== The data ==
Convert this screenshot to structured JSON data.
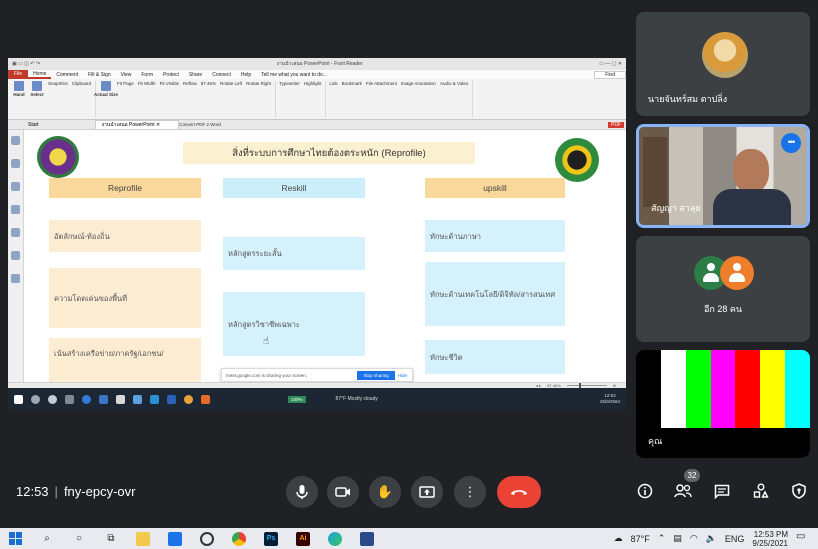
{
  "app": {
    "window_title": "งานนำเสนอ PowerPoint - Foxit Reader",
    "menu_tabs": [
      "File",
      "Home",
      "Comment",
      "Fill & Sign",
      "View",
      "Form",
      "Protect",
      "Share",
      "Connect",
      "Help"
    ],
    "tell_me": "Tell me what you want to do...",
    "find_label": "Find",
    "tools": [
      "SnapShot",
      "Clipboard",
      "Fit Page",
      "Fit Width",
      "Fit Visible",
      "Reflow",
      "97.46%",
      "Rotate Left",
      "Rotate Right",
      "Typewriter",
      "Highlight",
      "Link",
      "Bookmark",
      "File Attachment",
      "Image Annotation",
      "Audio & Video"
    ],
    "tool_big": [
      "Hand",
      "Select",
      "Actual Size"
    ],
    "doc_tabs": [
      "Start",
      "งานนำเสนอ PowerPoint"
    ],
    "convert_label": "Convert PDF 2 Word",
    "zoom_status": "97.46%"
  },
  "slide": {
    "title": "สิ่งที่ระบบการศึกษาไทยต้องตระหนัก (Reprofile)",
    "headers": {
      "reprofile": "Reprofile",
      "reskill": "Reskill",
      "upskill": "upskill"
    },
    "reprofile_items": [
      "อัตลักษณ์-ท้องถิ่น",
      "ความโดดเด่นของพื้นที่",
      "เน้นสร้างเครือข่าย/ภาครัฐ/เอกชน/"
    ],
    "reskill_items": [
      "หลักสูตรระยะสั้น",
      "หลักสูตรวิชาชีพเฉพาะ"
    ],
    "upskill_items": [
      "ทักษะด้านภาษา",
      "ทักษะด้านเทคโนโลยี/ดิจิทัล/สารสนเทศ",
      "ทักษะชีวิต"
    ]
  },
  "share_bar": {
    "message": "meet.google.com is sharing your screen.",
    "stop_label": "Stop sharing",
    "hide_label": "Hide"
  },
  "inner_taskbar": {
    "battery": "100%",
    "weather": "87°F Mostly cloudy",
    "time": "12:53",
    "date": "25/9/2564"
  },
  "participants": [
    {
      "name": "นายจันทร์สม ตาปลิ่ง"
    },
    {
      "name": "สัญญา สาลุย"
    },
    {
      "name": "อีก 28 คน"
    },
    {
      "name": "คุณ"
    }
  ],
  "colors": {
    "meet_bg": "#202124",
    "tile_bg": "#3c4043",
    "active_border": "#8ab4f8",
    "end_call": "#ea4335",
    "reprofile_fill": "#fad79b",
    "reskill_fill": "#cdeefb",
    "title_fill": "#fbf0cf",
    "test_bars": [
      "#000000",
      "#ffffff",
      "#00ff00",
      "#ff00ff",
      "#ff0000",
      "#ffff00",
      "#00ffff"
    ]
  },
  "meeting": {
    "time": "12:53",
    "separator": "|",
    "code": "fny-epcy-ovr",
    "people_count": "32"
  },
  "controls": {
    "mic": "mic-icon",
    "camera": "camera-icon",
    "hand": "raise-hand-icon",
    "present": "present-icon",
    "more": "more-vert-icon",
    "end": "end-call-icon",
    "info": "info-icon",
    "people": "people-icon",
    "chat": "chat-icon",
    "activities": "activities-icon",
    "safety": "safety-icon"
  },
  "taskbar": {
    "temp": "87°F",
    "lang": "ENG",
    "time": "12:53 PM",
    "date": "9/25/2021"
  }
}
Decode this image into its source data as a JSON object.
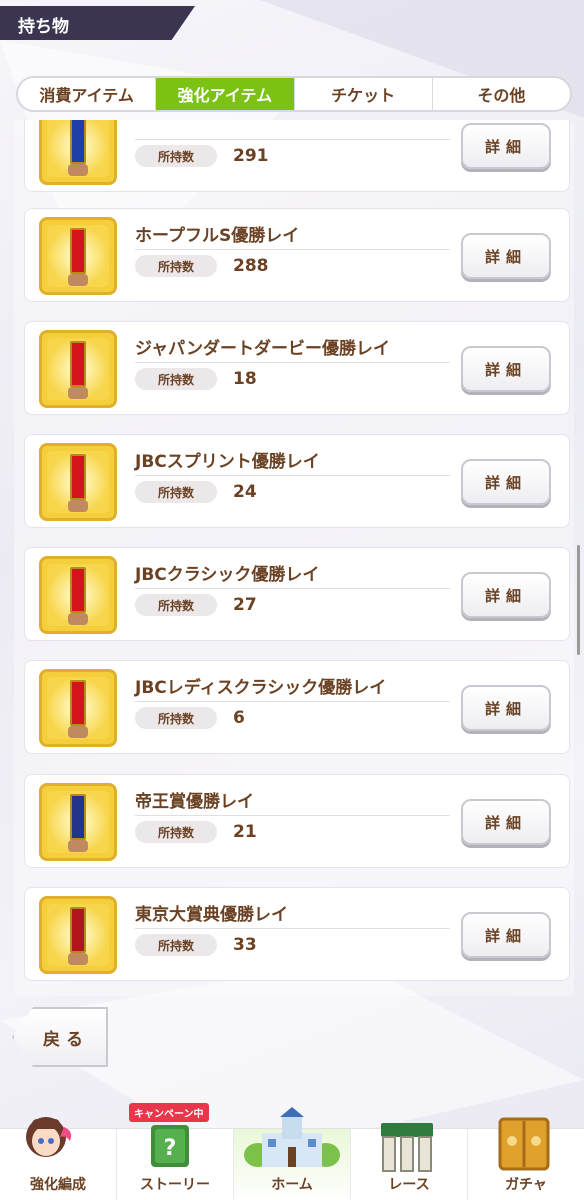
{
  "header": {
    "title": "持ち物"
  },
  "tabs": [
    {
      "label": "消費アイテム",
      "active": false
    },
    {
      "label": "強化アイテム",
      "active": true
    },
    {
      "label": "チケット",
      "active": false
    },
    {
      "label": "その他",
      "active": false
    }
  ],
  "list": {
    "qty_label": "所持数",
    "detail_label": "詳細",
    "items": [
      {
        "name": "",
        "qty": "291",
        "lei_color": "#1f3fa8"
      },
      {
        "name": "ホープフルS優勝レイ",
        "qty": "288",
        "lei_color": "#d3151b"
      },
      {
        "name": "ジャパンダートダービー優勝レイ",
        "qty": "18",
        "lei_color": "#d3151b"
      },
      {
        "name": "JBCスプリント優勝レイ",
        "qty": "24",
        "lei_color": "#d3151b"
      },
      {
        "name": "JBCクラシック優勝レイ",
        "qty": "27",
        "lei_color": "#d3151b"
      },
      {
        "name": "JBCレディスクラシック優勝レイ",
        "qty": "6",
        "lei_color": "#d3151b"
      },
      {
        "name": "帝王賞優勝レイ",
        "qty": "21",
        "lei_color": "#24348a"
      },
      {
        "name": "東京大賞典優勝レイ",
        "qty": "33",
        "lei_color": "#b2151b"
      }
    ]
  },
  "back_button": {
    "label": "戻る"
  },
  "bottom_nav": {
    "campaign_badge": "キャンペーン中",
    "items": [
      {
        "label": "強化編成",
        "icon": "horse-girl-icon"
      },
      {
        "label": "ストーリー",
        "icon": "story-book-icon"
      },
      {
        "label": "ホーム",
        "icon": "home-castle-icon"
      },
      {
        "label": "レース",
        "icon": "race-gate-icon"
      },
      {
        "label": "ガチャ",
        "icon": "gacha-door-icon"
      }
    ]
  },
  "colors": {
    "accent_green": "#7bc214",
    "text_brown": "#6b4224",
    "header_bg": "#3b3552",
    "thumb_gold": "#f4cf3b"
  }
}
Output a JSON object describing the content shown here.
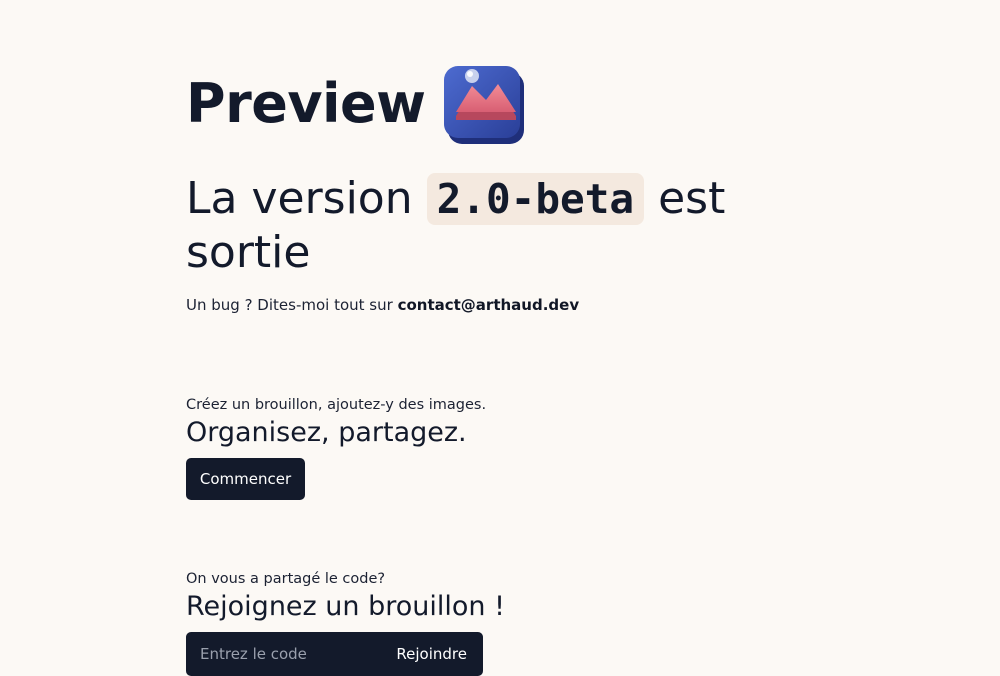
{
  "brand": {
    "title": "Preview",
    "logo_icon": "image-landscape-icon",
    "colors": {
      "tile": "#3b55b4",
      "mountain": "#ef7a86",
      "sun": "#e9ecf6"
    }
  },
  "headline": {
    "before": "La version",
    "version": "2.0-beta",
    "after": "est sortie"
  },
  "subline": {
    "text": "Un bug ? Dites-moi tout sur",
    "email": "contact@arthaud.dev"
  },
  "create_section": {
    "hint": "Créez un brouillon, ajoutez-y des images.",
    "title": "Organisez, partagez.",
    "button_label": "Commencer"
  },
  "join_section": {
    "hint": "On vous a partagé le code?",
    "title": "Rejoignez un brouillon !",
    "input_placeholder": "Entrez le code",
    "input_value": "",
    "button_label": "Rejoindre"
  },
  "colors": {
    "background": "#fcf9f5",
    "text": "#131a2b",
    "accent_dark": "#131a2b",
    "code_highlight": "#f4e9df"
  }
}
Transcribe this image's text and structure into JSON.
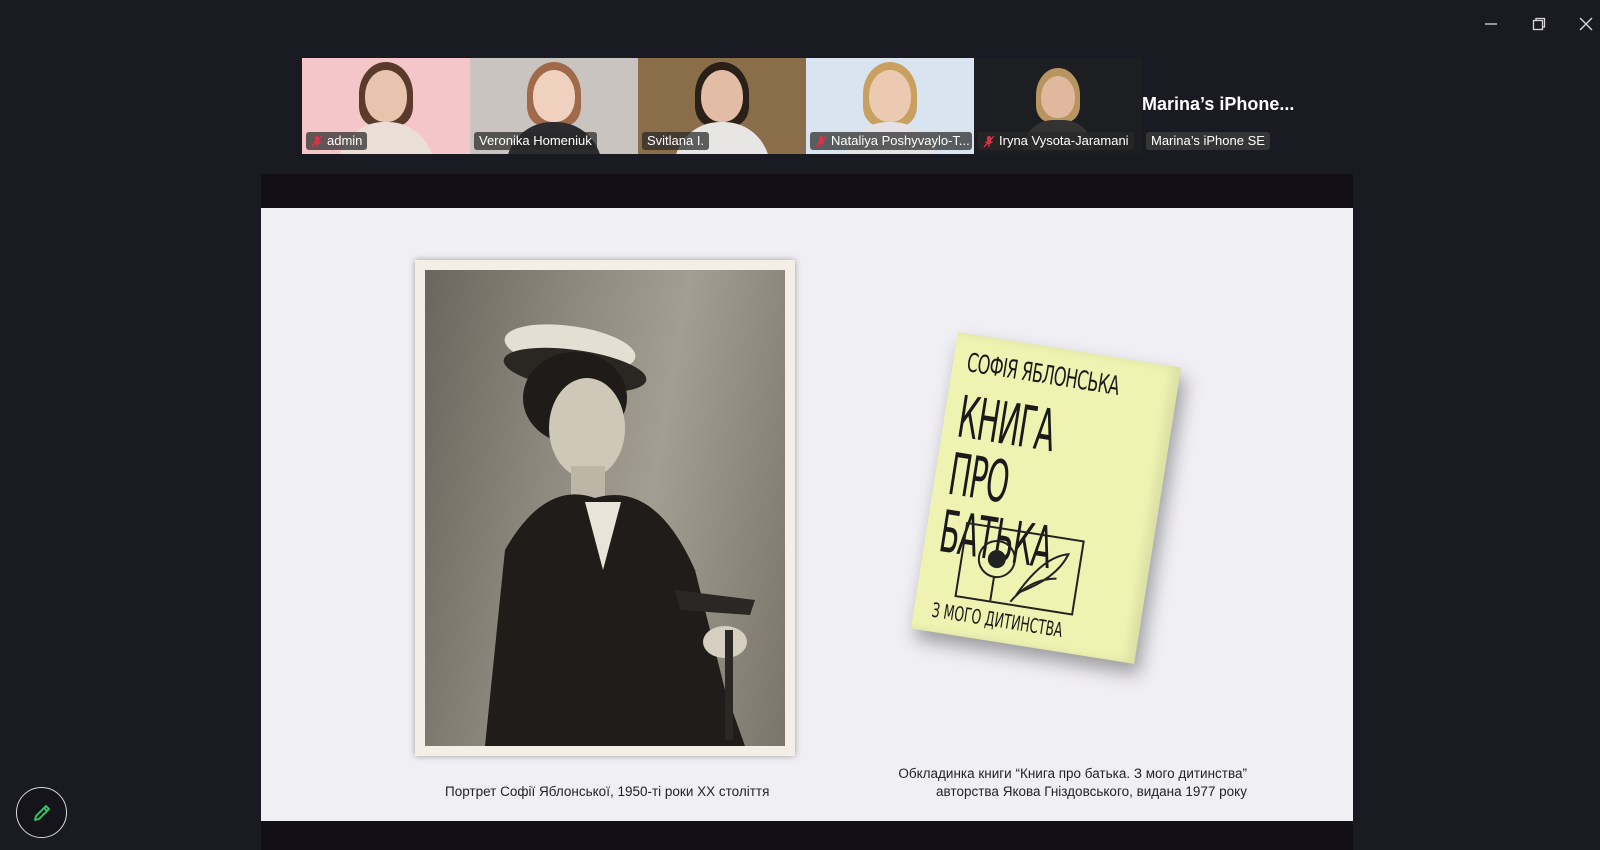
{
  "window": {
    "controls": [
      "minimize-icon",
      "restore-icon",
      "close-icon"
    ]
  },
  "participants": [
    {
      "name": "admin",
      "muted": true,
      "active": false,
      "bg": "#f4c6c9",
      "hair": "#5a3a2a",
      "skin": "#e8c3ae",
      "shirt": "#eaded7"
    },
    {
      "name": "Veronika Homeniuk",
      "muted": false,
      "active": false,
      "bg": "#c9c4bf",
      "hair": "#a06a4a",
      "skin": "#f0d0be",
      "shirt": "#2b2b30"
    },
    {
      "name": "Svitlana I.",
      "muted": false,
      "active": true,
      "bg": "#8a6e4a",
      "hair": "#2a2018",
      "skin": "#e2bca4",
      "shirt": "#e8e6e4"
    },
    {
      "name": "Nataliya Poshyvaylo-T...",
      "muted": true,
      "active": false,
      "bg": "#d9e4f1",
      "hair": "#c8a060",
      "skin": "#eccab2",
      "shirt": "#e5e2e6"
    },
    {
      "name": "Iryna Vysota-Jaramani",
      "muted": true,
      "active": false,
      "bg": "#1d1e22",
      "hair": "#b89460",
      "skin": "#e0b89e",
      "shirt": "#333333"
    }
  ],
  "phone": {
    "title": "Marina’s  iPhone...",
    "tag": "Marina’s iPhone SE"
  },
  "slide": {
    "book": {
      "author": "СОФІЯ ЯБЛОНСЬКА",
      "title": "КНИГА\nПРО БАТЬКА",
      "subtitle": "З МОГО ДИТИНСТВА"
    },
    "caption_left": "Портрет Софії Яблонської, 1950-ті роки XX століття",
    "caption_right": "Обкладинка книги “Книга про батька. З мого дитинства”\nавторства Якова Гніздовського, видана 1977 року"
  },
  "colors": {
    "active_speaker": "#22c05a",
    "mic_muted": "#e0304a",
    "background": "#1a1a22"
  },
  "annotate_icon": "pencil-icon"
}
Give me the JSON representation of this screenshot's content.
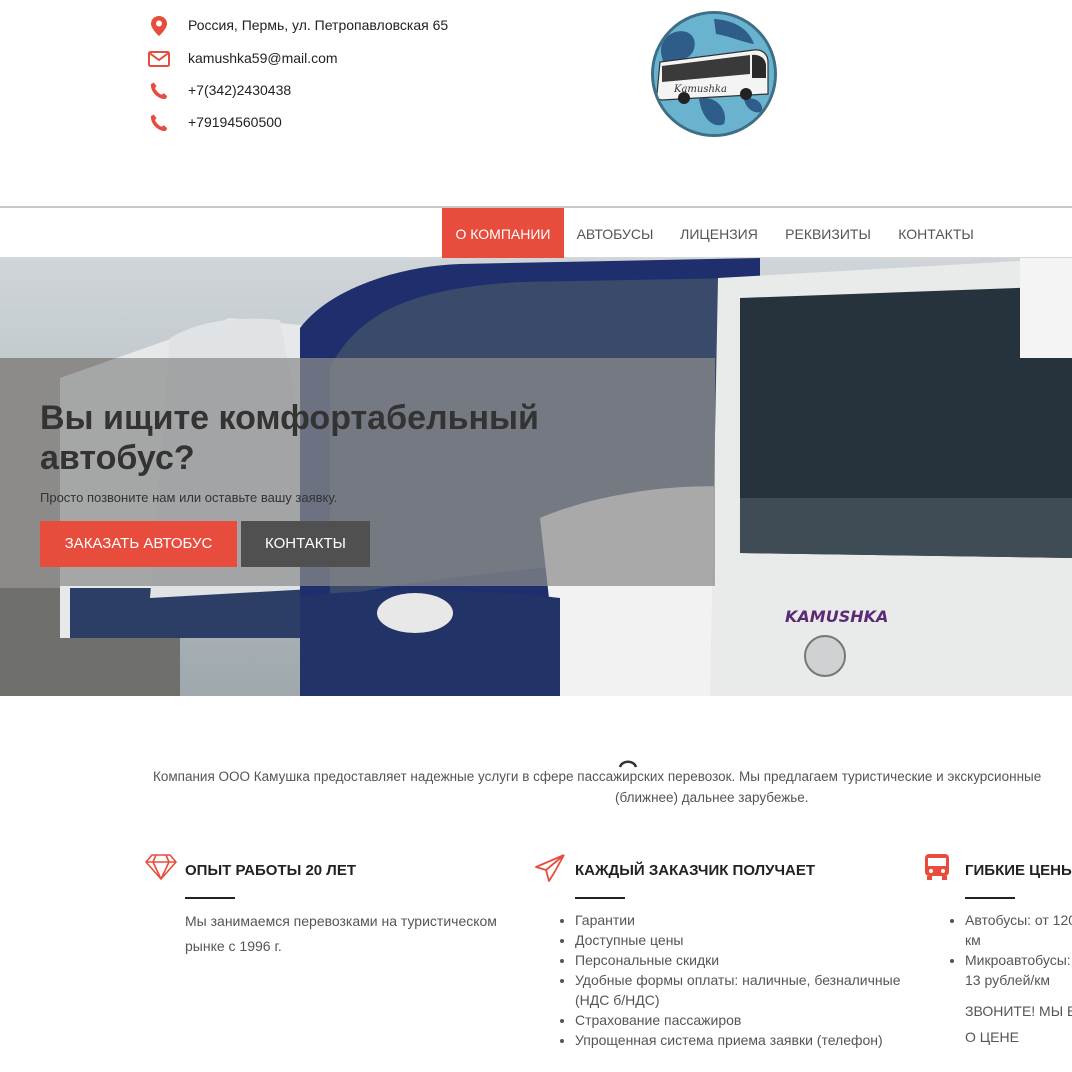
{
  "contacts": {
    "address": "Россия, Пермь, ул. Петропавловская 65",
    "email": "kamushka59@mail.com",
    "phone1": "+7(342)2430438",
    "phone2": "+79194560500"
  },
  "logo": {
    "text": "Kamushka"
  },
  "nav": {
    "items": [
      "О КОМПАНИИ",
      "АВТОБУСЫ",
      "ЛИЦЕНЗИЯ",
      "РЕКВИЗИТЫ",
      "КОНТАКТЫ"
    ],
    "active": "О КОМПАНИИ"
  },
  "hero": {
    "title": "Вы ищите комфортабельный автобус?",
    "subtitle": "Просто позвоните нам или оставьте вашу заявку.",
    "order_button": "ЗАКАЗАТЬ АВТОБУС",
    "contacts_button": "КОНТАКТЫ",
    "bus_brand": "KAMUSHKA"
  },
  "about": {
    "line1": "Компания ООО Камушка предоставляет надежные услуги в сфере пассажирских перевозок. Мы предлагаем туристические и экскурсионные",
    "line2": "(ближнее) дальнее зарубежье."
  },
  "features": {
    "experience": {
      "title": "ОПЫТ РАБОТЫ 20 ЛЕТ",
      "text": "Мы занимаемся перевозками на туристическом рынке с 1996 г."
    },
    "customer": {
      "title": "КАЖДЫЙ ЗАКАЗЧИК ПОЛУЧАЕТ",
      "items": [
        "Гарантии",
        "Доступные цены",
        "Персональные скидки",
        "Удобные формы оплаты: наличные, безналичные (НДС б/НДС)",
        "Страхование пассажиров",
        "Упрощенная система приема заявки (телефон)"
      ]
    },
    "prices": {
      "title": "ГИБКИЕ ЦЕНЬ",
      "items": [
        "Автобусы: от 120 км",
        "Микроавтобусы: 13 рублей/км"
      ],
      "note1": "ЗВОНИТЕ! МЫ В",
      "note2": "О ЦЕНЕ"
    }
  },
  "colors": {
    "accent": "#e74c3c",
    "dark_button": "#505050"
  }
}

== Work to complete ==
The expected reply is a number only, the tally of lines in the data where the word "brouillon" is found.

== Output for this task ==
2